The parents at the center of the book banning controversy also argued that these books are not sufficient representations of black people, and essentially perpetuate systems of oppression, since most of the novels in question were written by white authors. This is a valid argument–take Huckleberry Finn, for example. It may have been progressive at the time of its release, depicting a friendship between a former slave and a young white boy in the Antebellum South; however, the novel can now be recognized as problematic for its depiction of Joe, particularly the dialect Twain writes for him.
However, instead of banning a book with dismissive representations of African Americans, I believe it would be more valuable to use it as tool to teach about America’s history. In my opinion, it would be more beneficial to teach novels including To Kill a Mockingbird and Huckleberry Finn in tandem with books written by black authors, such as Beloved by Toni Morrison. A comparative practice like this would be beneficial to English students, allowing them to be exposed to a variety of perspectives and writing styles. Instead of banning books–which would limit a child’s education–why not make additions to required reading lists and allow them to truly expand their knowledge?
Banning books essentially erases parts of history, creating gaps in a child’s education. Not only does it prohibit students from being exposed to information that can broaden their worldview, but it can lead them to believe that things are black and white (excuse the pun). For example, banning Huckleberry Finn would mean that children would not be aware of the dismissiveness and racially insensitive nature of the characterization of black people in some novels by white authors. If children are unaware of the racism of the past, how will they understand the existence of inequalities in the present day?
Not allowing children to be exposed to uncomfortable moments in American history–such as Mark Twain including a racial slur in the name of one of his main character (“N-word Jim”)–is just as ridiculous and dismissive as those who deny the horrors of Holocaust. Should also ban books like The Diary of Anne Frank and Number the Stars and Merchant of Venice, as they would traumatize Jewish students? These novels depict the horrors of antisemitism, but are important to study so as to not repeat the mistakes of the past. Just as we should “Never Forget” the antisemitism that led to the Holocaust, we should also not forget the racism that led to the enslavement and legal subjugation of African Americans. Banning these books would help us forget. Forbidding representations of uncomfortable and hurtful moments in American history essentially denies the existence of these horrors, and denies the victims of these historical moments the respect and compassion they deserve.

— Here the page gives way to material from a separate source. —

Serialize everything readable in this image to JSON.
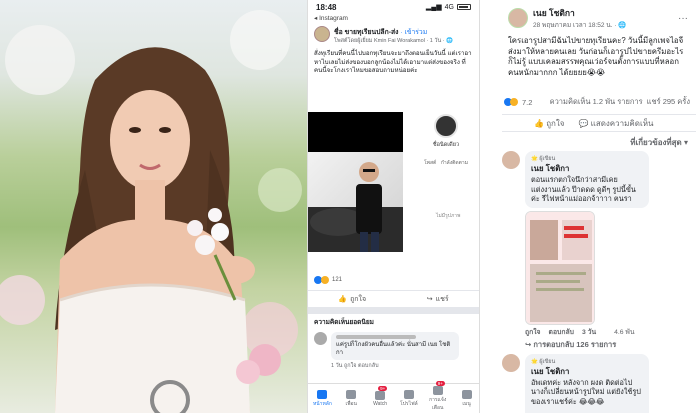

Banning books–like any form of censorship–is quite a slippery slope; once we start banning books, it’s hard to stop. Today, it is books deemed inflammatory like Huckleberry Finn, To Kill a Mockingbird, The Cay, and Roll of Thunder, Hear My Cry. Tomorrow, it is history books that tell the uncomfortable truth of American slavery, the subjugation of Native Americans, and the complex nature of figures like George Washington and Thomas Jefferson–both of whom owned slaves but believed in freedoms that we enjoy today (freedom of speech, freedom of religion, freedom to assemble, etc.). Eventually, it’s you who is censored.

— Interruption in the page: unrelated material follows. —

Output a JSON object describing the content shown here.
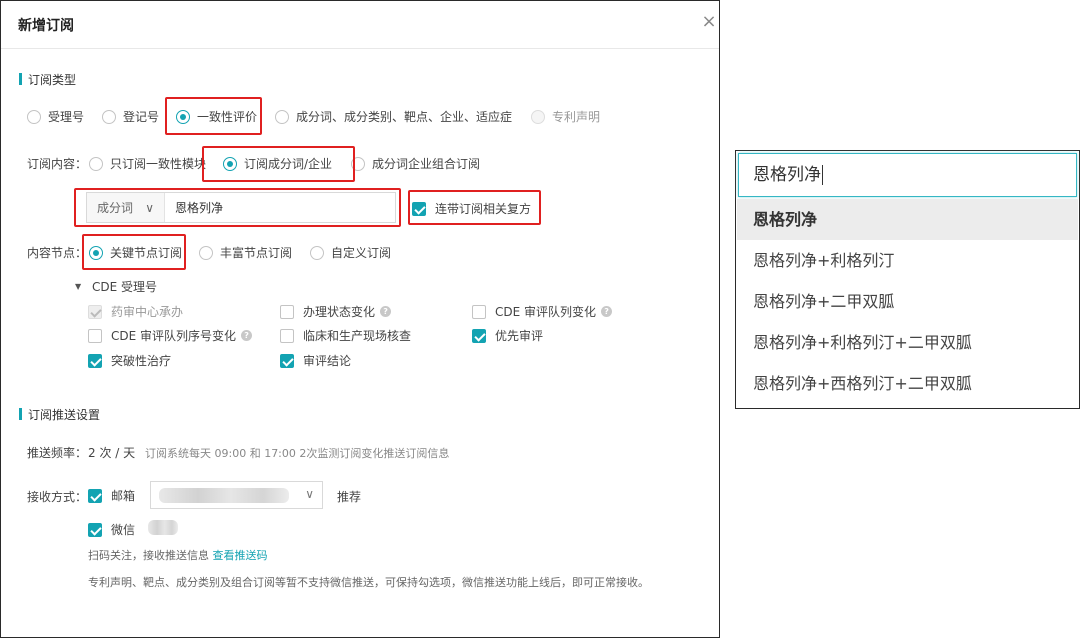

I could go on and on about why banning these books is a misguided approach. But the fact remains that I believe the dangers of banning books fully outweigh the alleged protection it provides children.

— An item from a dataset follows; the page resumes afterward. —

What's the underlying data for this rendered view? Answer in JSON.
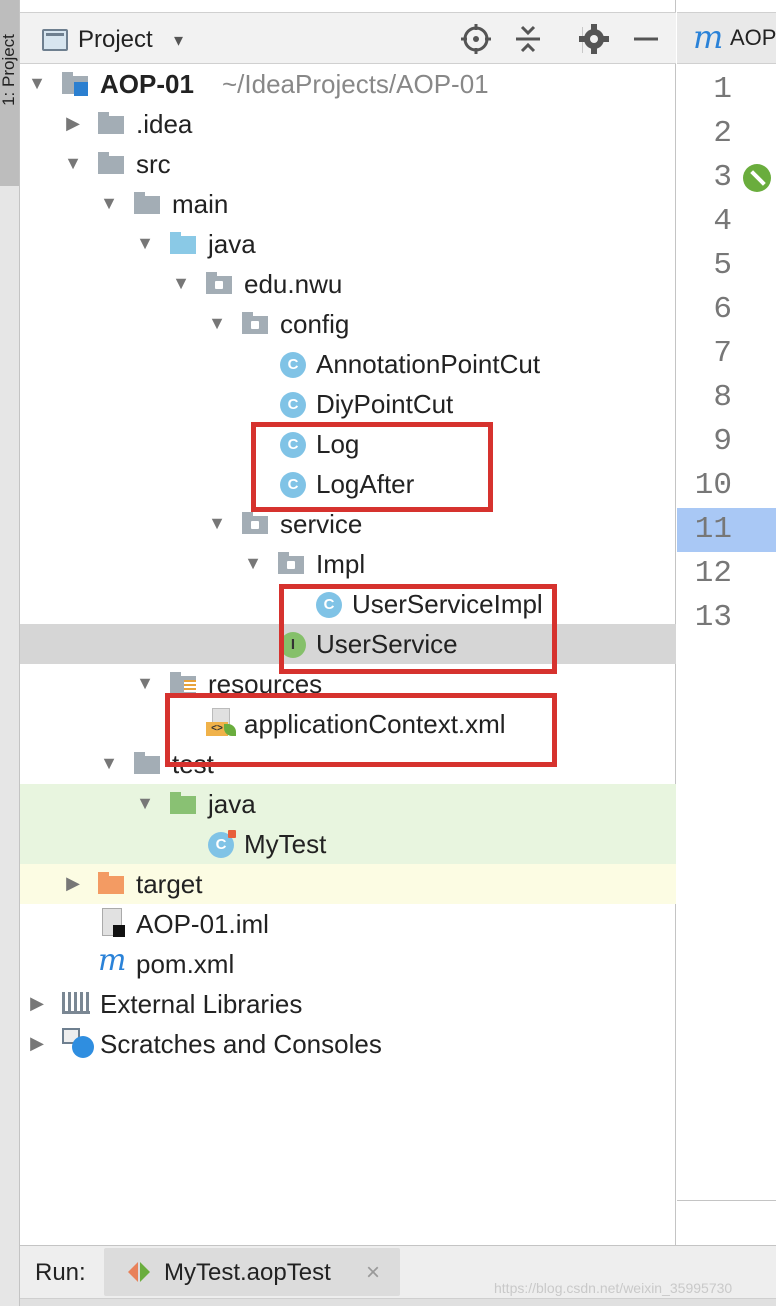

Petitions to stop these books from being banned can be found here: